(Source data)

-- Opening Marker --

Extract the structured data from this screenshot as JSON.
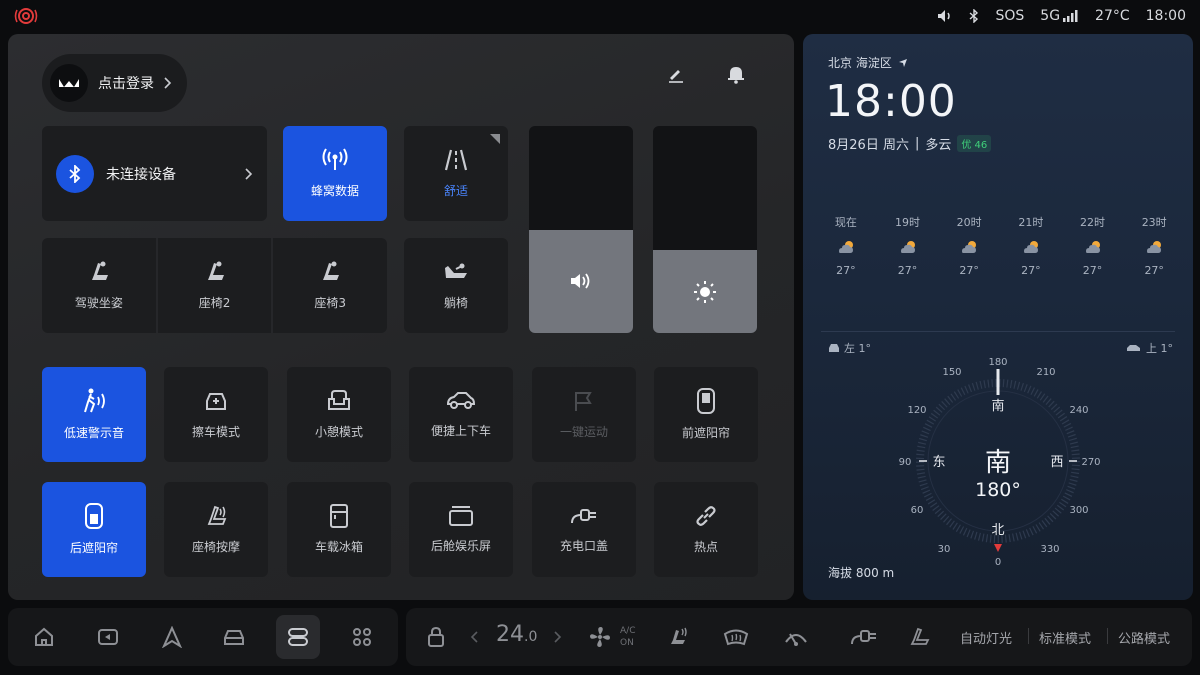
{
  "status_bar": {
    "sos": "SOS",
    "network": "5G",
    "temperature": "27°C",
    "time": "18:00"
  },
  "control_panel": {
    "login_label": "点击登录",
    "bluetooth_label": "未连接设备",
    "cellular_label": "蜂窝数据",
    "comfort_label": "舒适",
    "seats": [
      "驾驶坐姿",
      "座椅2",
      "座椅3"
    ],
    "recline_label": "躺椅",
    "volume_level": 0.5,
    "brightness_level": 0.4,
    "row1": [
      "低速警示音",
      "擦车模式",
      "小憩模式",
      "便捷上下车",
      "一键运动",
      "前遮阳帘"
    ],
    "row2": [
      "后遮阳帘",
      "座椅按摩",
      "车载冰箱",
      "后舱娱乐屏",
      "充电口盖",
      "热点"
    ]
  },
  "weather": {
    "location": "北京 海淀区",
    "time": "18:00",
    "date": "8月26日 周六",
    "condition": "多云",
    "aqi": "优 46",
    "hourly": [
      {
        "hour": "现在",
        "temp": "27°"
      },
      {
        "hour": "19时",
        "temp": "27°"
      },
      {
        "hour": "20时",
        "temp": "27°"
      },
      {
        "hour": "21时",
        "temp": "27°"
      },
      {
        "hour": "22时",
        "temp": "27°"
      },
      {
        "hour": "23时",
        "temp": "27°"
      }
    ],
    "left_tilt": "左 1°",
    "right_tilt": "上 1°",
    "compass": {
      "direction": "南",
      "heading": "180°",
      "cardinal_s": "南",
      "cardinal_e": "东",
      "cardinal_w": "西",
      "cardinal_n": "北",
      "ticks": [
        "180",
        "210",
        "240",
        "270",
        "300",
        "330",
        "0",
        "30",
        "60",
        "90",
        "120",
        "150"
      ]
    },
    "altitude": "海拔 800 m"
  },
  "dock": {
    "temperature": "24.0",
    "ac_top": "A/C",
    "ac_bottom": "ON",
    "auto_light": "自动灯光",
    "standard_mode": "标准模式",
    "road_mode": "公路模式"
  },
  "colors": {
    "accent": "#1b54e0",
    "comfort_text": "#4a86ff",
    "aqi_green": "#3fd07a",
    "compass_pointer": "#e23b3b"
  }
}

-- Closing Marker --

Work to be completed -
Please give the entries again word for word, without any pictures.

Output for this exercise -
Extract the structured data from this screenshot as JSON.
{
  "status_bar": {
    "sos": "SOS",
    "network": "5G",
    "temperature": "27°C",
    "time": "18:00"
  },
  "control_panel": {
    "login_label": "点击登录",
    "bluetooth_label": "未连接设备",
    "cellular_label": "蜂窝数据",
    "comfort_label": "舒适",
    "seats": [
      "驾驶坐姿",
      "座椅2",
      "座椅3"
    ],
    "recline_label": "躺椅",
    "volume_level": 0.5,
    "brightness_level": 0.4,
    "row1": [
      "低速警示音",
      "擦车模式",
      "小憩模式",
      "便捷上下车",
      "一键运动",
      "前遮阳帘"
    ],
    "row2": [
      "后遮阳帘",
      "座椅按摩",
      "车载冰箱",
      "后舱娱乐屏",
      "充电口盖",
      "热点"
    ]
  },
  "weather": {
    "location": "北京 海淀区",
    "time": "18:00",
    "date": "8月26日 周六",
    "condition": "多云",
    "aqi": "优 46",
    "hourly": [
      {
        "hour": "现在",
        "temp": "27°"
      },
      {
        "hour": "19时",
        "temp": "27°"
      },
      {
        "hour": "20时",
        "temp": "27°"
      },
      {
        "hour": "21时",
        "temp": "27°"
      },
      {
        "hour": "22时",
        "temp": "27°"
      },
      {
        "hour": "23时",
        "temp": "27°"
      }
    ],
    "left_tilt": "左 1°",
    "right_tilt": "上 1°",
    "compass": {
      "direction": "南",
      "heading": "180°",
      "cardinal_s": "南",
      "cardinal_e": "东",
      "cardinal_w": "西",
      "cardinal_n": "北",
      "ticks": [
        "180",
        "210",
        "240",
        "270",
        "300",
        "330",
        "0",
        "30",
        "60",
        "90",
        "120",
        "150"
      ]
    },
    "altitude": "海拔 800 m"
  },
  "dock": {
    "temperature": "24.0",
    "ac_top": "A/C",
    "ac_bottom": "ON",
    "auto_light": "自动灯光",
    "standard_mode": "标准模式",
    "road_mode": "公路模式"
  },
  "colors": {
    "accent": "#1b54e0",
    "comfort_text": "#4a86ff",
    "aqi_green": "#3fd07a",
    "compass_pointer": "#e23b3b"
  }
}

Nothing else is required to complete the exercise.